Web page and app entries
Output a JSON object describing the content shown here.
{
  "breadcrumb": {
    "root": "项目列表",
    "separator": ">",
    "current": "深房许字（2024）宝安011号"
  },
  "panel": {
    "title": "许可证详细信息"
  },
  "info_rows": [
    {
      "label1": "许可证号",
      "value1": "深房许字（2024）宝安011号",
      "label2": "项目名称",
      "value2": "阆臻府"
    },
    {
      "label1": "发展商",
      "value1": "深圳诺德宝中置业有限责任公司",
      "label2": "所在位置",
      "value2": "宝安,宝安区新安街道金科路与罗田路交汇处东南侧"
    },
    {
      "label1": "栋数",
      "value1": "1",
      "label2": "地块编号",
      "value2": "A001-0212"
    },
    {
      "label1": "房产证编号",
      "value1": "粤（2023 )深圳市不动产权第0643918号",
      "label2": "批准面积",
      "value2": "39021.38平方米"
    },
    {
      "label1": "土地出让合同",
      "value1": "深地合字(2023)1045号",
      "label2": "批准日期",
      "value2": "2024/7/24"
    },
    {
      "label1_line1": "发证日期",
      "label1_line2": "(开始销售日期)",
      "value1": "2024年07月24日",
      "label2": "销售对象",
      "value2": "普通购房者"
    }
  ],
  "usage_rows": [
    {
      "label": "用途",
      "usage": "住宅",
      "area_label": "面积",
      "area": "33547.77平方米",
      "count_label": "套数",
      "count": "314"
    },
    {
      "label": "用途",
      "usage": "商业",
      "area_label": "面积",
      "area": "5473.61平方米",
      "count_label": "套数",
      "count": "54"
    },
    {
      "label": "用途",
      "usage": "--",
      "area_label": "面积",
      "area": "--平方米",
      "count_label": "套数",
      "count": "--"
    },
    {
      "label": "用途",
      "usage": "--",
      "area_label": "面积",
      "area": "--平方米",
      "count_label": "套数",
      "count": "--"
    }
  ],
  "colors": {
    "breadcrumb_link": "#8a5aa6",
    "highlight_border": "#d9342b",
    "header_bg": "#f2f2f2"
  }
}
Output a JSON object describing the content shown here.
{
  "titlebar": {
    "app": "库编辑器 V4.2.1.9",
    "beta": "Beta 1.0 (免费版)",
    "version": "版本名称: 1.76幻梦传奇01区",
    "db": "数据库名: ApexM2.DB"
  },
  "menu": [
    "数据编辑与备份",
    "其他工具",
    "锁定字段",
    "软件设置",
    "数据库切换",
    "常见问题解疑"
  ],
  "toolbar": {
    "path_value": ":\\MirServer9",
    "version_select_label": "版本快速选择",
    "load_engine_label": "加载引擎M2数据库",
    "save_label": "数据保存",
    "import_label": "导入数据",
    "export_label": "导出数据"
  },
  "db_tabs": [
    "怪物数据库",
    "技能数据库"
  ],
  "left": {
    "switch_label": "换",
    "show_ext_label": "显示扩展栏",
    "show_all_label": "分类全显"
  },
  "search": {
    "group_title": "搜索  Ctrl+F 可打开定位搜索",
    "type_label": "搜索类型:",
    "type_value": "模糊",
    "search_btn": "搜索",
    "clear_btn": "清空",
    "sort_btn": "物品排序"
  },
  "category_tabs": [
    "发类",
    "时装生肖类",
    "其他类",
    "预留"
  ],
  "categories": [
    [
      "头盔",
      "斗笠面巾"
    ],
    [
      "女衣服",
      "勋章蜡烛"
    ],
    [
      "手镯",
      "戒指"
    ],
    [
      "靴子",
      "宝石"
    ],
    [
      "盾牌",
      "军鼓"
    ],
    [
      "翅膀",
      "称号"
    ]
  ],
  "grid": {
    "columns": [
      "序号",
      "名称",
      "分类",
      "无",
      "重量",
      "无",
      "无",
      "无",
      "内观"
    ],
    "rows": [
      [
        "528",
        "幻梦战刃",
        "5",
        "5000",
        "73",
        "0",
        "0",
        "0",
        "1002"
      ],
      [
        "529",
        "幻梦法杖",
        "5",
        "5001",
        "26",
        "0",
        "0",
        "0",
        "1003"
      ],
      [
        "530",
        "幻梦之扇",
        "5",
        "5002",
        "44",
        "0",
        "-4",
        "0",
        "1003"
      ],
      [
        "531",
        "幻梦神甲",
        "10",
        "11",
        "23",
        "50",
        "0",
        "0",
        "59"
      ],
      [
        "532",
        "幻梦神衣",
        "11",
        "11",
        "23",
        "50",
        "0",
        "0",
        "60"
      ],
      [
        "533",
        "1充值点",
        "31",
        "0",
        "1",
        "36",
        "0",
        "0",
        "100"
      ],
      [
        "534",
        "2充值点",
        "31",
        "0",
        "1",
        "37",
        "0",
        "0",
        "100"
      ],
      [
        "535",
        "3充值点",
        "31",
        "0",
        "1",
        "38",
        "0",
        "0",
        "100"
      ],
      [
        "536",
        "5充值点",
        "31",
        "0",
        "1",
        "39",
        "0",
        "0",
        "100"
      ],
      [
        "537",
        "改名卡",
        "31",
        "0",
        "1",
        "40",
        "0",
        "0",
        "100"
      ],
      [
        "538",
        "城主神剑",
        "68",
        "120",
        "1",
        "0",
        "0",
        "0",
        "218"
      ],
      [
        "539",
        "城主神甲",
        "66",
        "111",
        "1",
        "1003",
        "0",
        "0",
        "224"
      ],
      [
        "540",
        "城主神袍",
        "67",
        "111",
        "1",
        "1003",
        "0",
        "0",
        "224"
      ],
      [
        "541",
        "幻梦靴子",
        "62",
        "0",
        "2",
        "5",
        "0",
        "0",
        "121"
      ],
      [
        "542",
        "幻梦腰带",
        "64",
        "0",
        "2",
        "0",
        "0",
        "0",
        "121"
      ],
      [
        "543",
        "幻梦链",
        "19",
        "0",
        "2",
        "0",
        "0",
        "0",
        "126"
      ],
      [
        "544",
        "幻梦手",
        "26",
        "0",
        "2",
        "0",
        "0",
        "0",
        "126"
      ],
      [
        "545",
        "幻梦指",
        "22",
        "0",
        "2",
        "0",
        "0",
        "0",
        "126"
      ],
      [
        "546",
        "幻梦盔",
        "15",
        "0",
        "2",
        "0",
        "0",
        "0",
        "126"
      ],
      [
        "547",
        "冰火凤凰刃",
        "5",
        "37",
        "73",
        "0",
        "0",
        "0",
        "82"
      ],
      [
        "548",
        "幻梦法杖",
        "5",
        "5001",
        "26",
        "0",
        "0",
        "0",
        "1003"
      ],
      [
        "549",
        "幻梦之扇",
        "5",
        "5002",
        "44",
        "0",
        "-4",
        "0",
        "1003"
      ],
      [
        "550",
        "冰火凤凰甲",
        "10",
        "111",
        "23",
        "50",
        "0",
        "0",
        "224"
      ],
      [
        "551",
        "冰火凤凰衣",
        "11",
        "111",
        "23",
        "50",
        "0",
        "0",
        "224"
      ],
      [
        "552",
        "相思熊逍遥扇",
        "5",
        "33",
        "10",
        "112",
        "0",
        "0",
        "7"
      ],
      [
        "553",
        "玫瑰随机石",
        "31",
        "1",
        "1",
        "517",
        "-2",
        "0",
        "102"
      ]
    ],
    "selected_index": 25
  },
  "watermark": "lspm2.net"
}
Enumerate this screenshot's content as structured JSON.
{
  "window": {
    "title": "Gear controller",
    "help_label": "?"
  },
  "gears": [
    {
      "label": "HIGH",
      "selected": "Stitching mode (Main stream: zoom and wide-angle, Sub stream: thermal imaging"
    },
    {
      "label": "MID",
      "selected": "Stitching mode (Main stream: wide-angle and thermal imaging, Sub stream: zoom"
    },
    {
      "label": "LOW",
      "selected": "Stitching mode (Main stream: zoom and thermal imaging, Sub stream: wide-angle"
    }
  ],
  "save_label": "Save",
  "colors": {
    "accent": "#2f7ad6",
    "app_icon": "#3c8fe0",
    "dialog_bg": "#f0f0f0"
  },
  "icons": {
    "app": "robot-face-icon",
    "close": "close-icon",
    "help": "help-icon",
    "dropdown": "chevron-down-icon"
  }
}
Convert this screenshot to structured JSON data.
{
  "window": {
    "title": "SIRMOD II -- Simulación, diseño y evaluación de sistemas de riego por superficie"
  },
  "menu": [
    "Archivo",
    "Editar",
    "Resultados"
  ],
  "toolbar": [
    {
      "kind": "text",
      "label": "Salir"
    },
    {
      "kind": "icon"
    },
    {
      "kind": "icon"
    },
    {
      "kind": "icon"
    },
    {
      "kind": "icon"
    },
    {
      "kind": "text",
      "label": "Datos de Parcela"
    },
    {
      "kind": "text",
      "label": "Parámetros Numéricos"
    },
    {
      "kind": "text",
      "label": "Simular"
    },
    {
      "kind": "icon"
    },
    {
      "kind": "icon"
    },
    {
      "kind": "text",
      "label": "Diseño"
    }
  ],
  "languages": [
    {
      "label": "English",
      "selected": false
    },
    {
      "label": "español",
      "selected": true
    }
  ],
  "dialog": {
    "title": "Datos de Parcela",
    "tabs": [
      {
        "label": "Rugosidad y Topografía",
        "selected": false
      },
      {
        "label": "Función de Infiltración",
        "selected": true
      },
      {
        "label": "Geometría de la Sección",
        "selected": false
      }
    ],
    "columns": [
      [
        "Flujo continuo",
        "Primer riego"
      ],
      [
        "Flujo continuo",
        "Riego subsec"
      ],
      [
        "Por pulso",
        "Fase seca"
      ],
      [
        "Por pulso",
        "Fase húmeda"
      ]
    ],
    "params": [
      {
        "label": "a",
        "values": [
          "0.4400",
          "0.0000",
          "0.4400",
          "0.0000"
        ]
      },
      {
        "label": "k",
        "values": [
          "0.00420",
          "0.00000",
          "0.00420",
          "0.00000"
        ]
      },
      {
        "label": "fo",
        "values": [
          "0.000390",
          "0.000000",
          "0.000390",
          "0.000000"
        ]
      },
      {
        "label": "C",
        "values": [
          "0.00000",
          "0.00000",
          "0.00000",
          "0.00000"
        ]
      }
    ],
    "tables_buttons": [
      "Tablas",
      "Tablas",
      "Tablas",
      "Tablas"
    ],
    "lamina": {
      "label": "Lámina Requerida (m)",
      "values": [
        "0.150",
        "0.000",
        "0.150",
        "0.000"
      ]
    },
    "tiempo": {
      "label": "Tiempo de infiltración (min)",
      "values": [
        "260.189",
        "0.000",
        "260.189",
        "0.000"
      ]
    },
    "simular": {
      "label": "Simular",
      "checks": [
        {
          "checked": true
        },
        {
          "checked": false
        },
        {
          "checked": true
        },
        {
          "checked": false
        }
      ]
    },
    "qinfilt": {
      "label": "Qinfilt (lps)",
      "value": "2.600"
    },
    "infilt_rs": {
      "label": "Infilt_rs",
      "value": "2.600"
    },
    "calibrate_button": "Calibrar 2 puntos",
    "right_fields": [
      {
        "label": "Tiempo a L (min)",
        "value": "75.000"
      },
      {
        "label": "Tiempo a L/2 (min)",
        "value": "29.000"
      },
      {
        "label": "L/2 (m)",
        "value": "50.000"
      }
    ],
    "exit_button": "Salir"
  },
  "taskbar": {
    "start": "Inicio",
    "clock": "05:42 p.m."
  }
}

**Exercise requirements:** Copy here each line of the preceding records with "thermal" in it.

**Output for this exercise:**
      "selected": "Stitching mode (Main stream: zoom and wide-angle, Sub stream: thermal imaging"
      "selected": "Stitching mode (Main stream: wide-angle and thermal imaging, Sub stream: zoom"
      "selected": "Stitching mode (Main stream: zoom and thermal imaging, Sub stream: wide-angle"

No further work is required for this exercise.